Approval drops to 12% among Republicans
PRINCETON, NJ -- At 48%, President Barack Obama's weekly job approval rating for March 8-14 ties the lowest weekly average of his administration so far. More broadly, however, Obama's ratings over the last 3 ½ months have been relatively stable.
President Obama has made passing a new healthcare reform bill his major political focus for months now, and it appears that the results of his efforts may be known this week. Democratic leaders in the House are attempting to secure the needed votes to pass a version of a healthcare reform bill by the weekend. If the legislation gets through the House, it could be passed by a simple majority vote in the Senate under the reconciliation process and be on its way to becoming law. Obama has signaled the importance of this week's actions relating to healthcare by delaying a planned overseas trip.
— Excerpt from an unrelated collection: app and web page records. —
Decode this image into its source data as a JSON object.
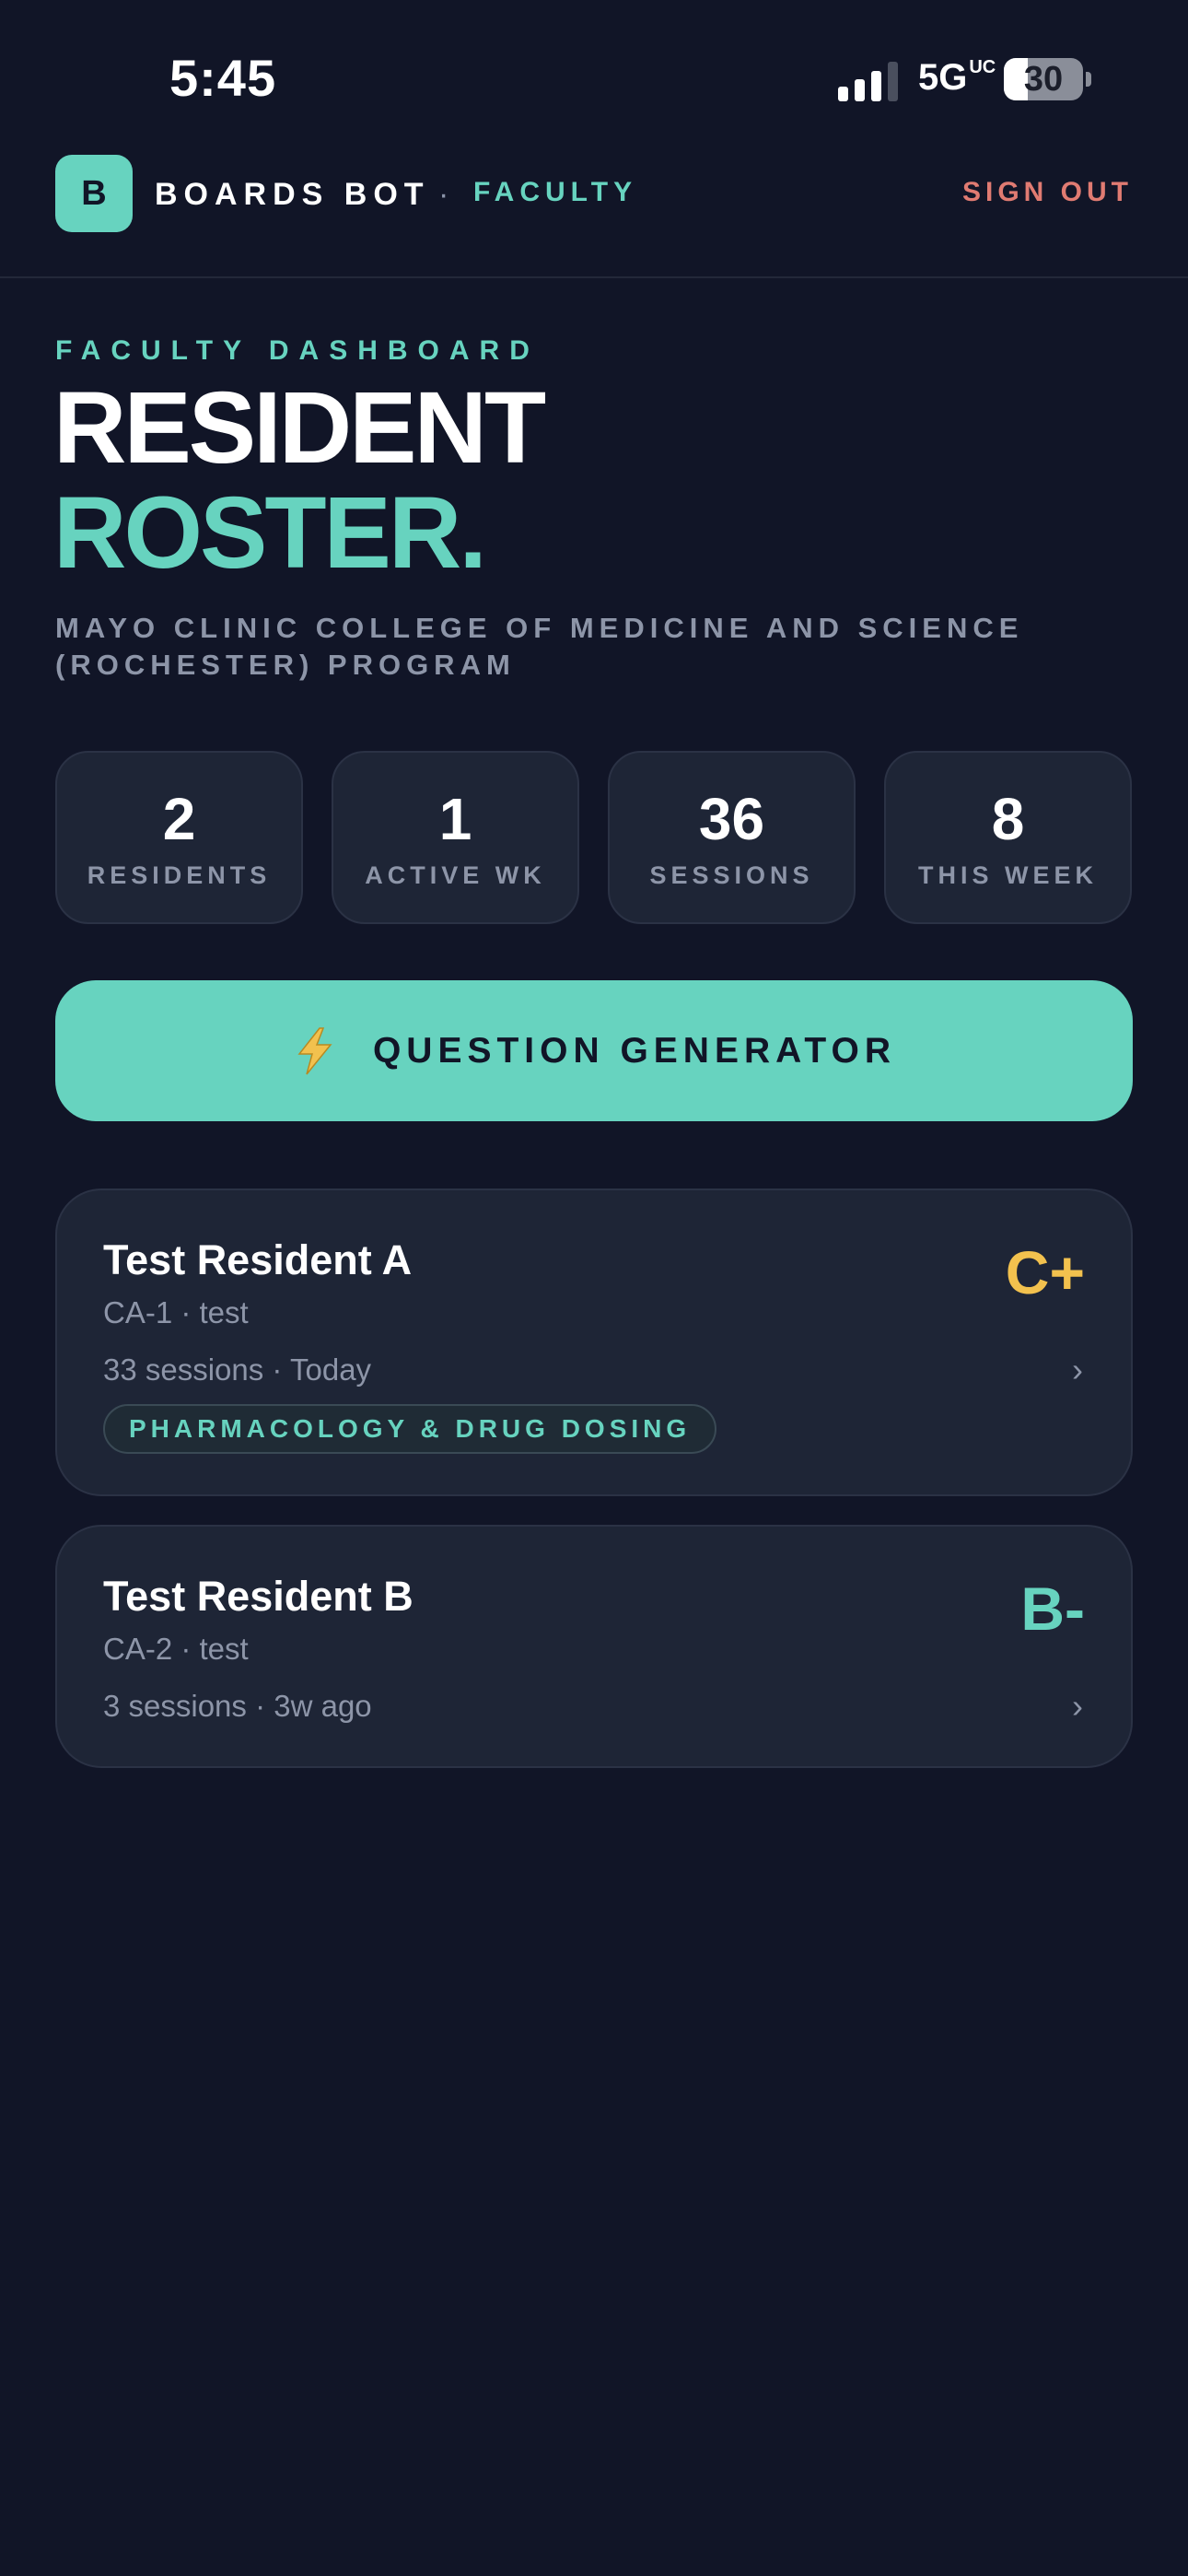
{
  "status_bar": {
    "time": "5:45",
    "network": "5G",
    "network_suffix": "UC",
    "battery": "30",
    "battery_level": 0.3
  },
  "header": {
    "logo_letter": "B",
    "brand": "BOARDS BOT",
    "separator": "·",
    "role": "FACULTY",
    "sign_out": "SIGN OUT"
  },
  "hero": {
    "eyebrow": "FACULTY DASHBOARD",
    "title_line1": "RESIDENT",
    "title_line2": "ROSTER.",
    "program": "MAYO CLINIC COLLEGE OF MEDICINE AND SCIENCE (ROCHESTER) PROGRAM"
  },
  "stats": [
    {
      "value": "2",
      "label": "RESIDENTS"
    },
    {
      "value": "1",
      "label": "ACTIVE WK"
    },
    {
      "value": "36",
      "label": "SESSIONS"
    },
    {
      "value": "8",
      "label": "THIS WEEK"
    }
  ],
  "generator": {
    "label": "QUESTION GENERATOR",
    "icon": "lightning-icon"
  },
  "residents": [
    {
      "name": "Test Resident A",
      "meta": "CA-1 · test",
      "sessions": "33 sessions · Today",
      "grade": "C+",
      "grade_color": "#f2c14e",
      "tag": "PHARMACOLOGY & DRUG DOSING"
    },
    {
      "name": "Test Resident B",
      "meta": "CA-2 · test",
      "sessions": "3 sessions · 3w ago",
      "grade": "B-",
      "grade_color": "#67d3bf"
    }
  ],
  "colors": {
    "background": "#111527",
    "accent": "#67d3bf",
    "danger": "#e07b72",
    "card": "#1e2536",
    "muted": "#8d95a8"
  }
}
It is difficult to determine how much of Obama's overall approval ratings may reflect the public's reaction to his strong focus on healthcare reform.
Although Obama's current weekly average is tied for the lowest of his presidency, it is only a point or two below where it has been for months. Obama's three-day averages (reported daily on Gallup.com) have also operated in a fairly narrow range over the last 3 ½ months, ranging from 53% at several points in December and February to 46% at two points last week.
Additionally, separate Gallup research shows that Obama retains higher trust ratings on healthcare reform matters than do either Democratic or Republican leaders in Congress.
A complete in-depth look at Obama's job approval ratings, including Gallup's history of tracking presidential approval going back to the 1940s, plus detailed comparisons of Obama's ratings with ratings of all previous presidents at this point in their administrations, are available in Gallup's new Presidential Job Approval Center.
Obama Reaches New Low Among Republicans
The 12% approval rating for Obama among Republicans last week is down two points from the 14% of the previous week to the lowest Republican rating of his administration so far.
Obama's approval rating among Democrats is up a point from last week but is similar overall to what Gallup has measured among the president's own partisans for months. Since December, Obama's highest weekly average among Democrats has been 86% and his lowest 81%.
Obama's rating among independents last week was 44%, not significantly different from previous weeks.
Gender Gap Widens
Obama received a 43% approval rating among men last week, by 2 points his lowest weekly average among men to date. Obama's 52% approval among women is up by a point from last week, but is generally similar to ratings among women in previous months. The current 9-point gender gap (weekly approval average among women minus the average among men) is slightly above the 6-point average weekly gender gap Gallup has measured since Obama took office, but is not a new high -- the gap was 10 and 11 points on several occasions last year.
Although President Obama's latest weekly job approval rating is technically tied for the lowest of his administration, it remains roughly in line with where it has been in recent months, and his approval rating remains slightly higher than his disapproval rating (45% last week).
This is a good news/bad news situation for the president. His ratings have not taken a dramatic hit as he has increased his involvement in the contentious battle over healthcare reform. At the same time, Obama would no doubt prefer to have solid majority approval ratings as the platform from which he makes his final push for passage of his healthcare bill.
Whatever Obama's approval ratings, the president remains more trusted on healthcare reform than either the Democratic or Republican leaders in Congress, and his 48% approval rating is well above the current 16% congressional job approval rating.
Results are based on telephone interviews with a random sample of 3,596 national adults, aged 18 and older, conducted March 8-14, 2010, as part of Gallup Daily tracking. For results based on the total sample of national adults, one can say with 95% confidence that the maximum margin of sampling error is ±2 percentage points.
Interviews are conducted with respondents on land-line telephones and cellular phones.
In addition to sampling error, question wording and practical difficulties in conducting surveys can introduce error or bias into the findings of public opinion polls.